Grading

  • Attendance and participation 11%
  • Weekly reading responses 24%
  • Essay #1 15%
  • Essay #2 25%
  • Peer review assignment 5%
  • Final examination 20%

Materials

REQUIRED READING:

Weekly readings will be available as links on the course’s Canvas website.

Marita Sturken and Lisa Cartwright, Practices of Looking: An Introduction to Visual Culture, 3rd edition (Oxford: Oxford University Press, 2017).
Available on reserve at Belzberg (SFU Vancouver) library.

Registrar Notes:

ACADEMIC INTEGRITY: YOUR WORK, YOUR SUCCESS

SFU’s Academic Integrity web site http://www.sfu.ca/students/academicintegrity.html is filled with information on what is meant by academic dishonesty, where you can find resources to help with your studies and the consequences of cheating.  Check out the site for more information and videos that help explain the issues in plain English.

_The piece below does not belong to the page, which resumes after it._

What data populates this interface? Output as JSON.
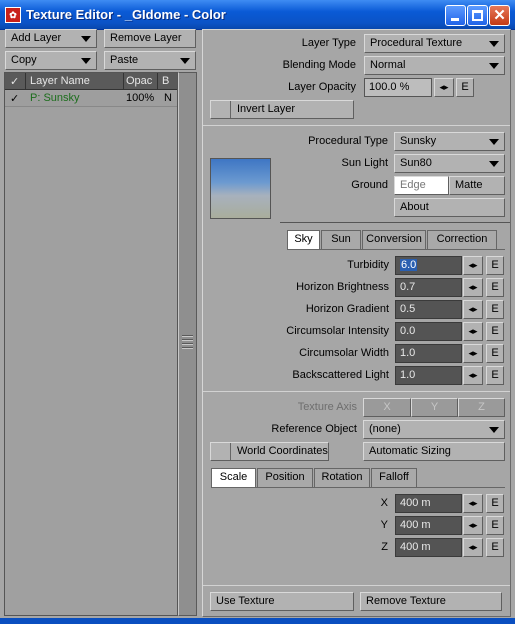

Each student is responsible for his or her conduct as it affects the University community.  Academic dishonesty, in whatever form, is ultimately destructive of the values of the University. Furthermore, it is unfair and discouraging to the majority of students who pursue their studies honestly. Scholarly integrity is required of all members of the University. http://www.sfu.ca/policies/gazette/student/s10-01.html

TEACHING AT SFU IN FALL 2021

Teaching at SFU in fall 2021 will involve primarily in-person instruction, with approximately 70 to 80 per cent of classes in person/on campus, with safety plans in place.  Whether your course will be in-person or through remote methods will be clearly identified in the schedule of classes.  You will also know at enrollment whether remote course components will be “live” (synchronous) or at your own pace (asynchronous).

Enrolling in a course acknowledges that you are able to attend in whatever format is required.  You should not enroll in a course that is in-person if you are not able to return to campus, and should be aware that remote study may entail different modes of learning, interaction with your instructor, and ways of getting feedback on your work than may be the case for in-person classes.

Students with hidden or visible disabilities who may need class or exam accommodations, including in the context of remote learning, are advised to register with the SFU Centre for Accessible Learning (caladmin@sfu.ca or 778-782-3112) as early as possible in order to prepare for the fall 2021 term.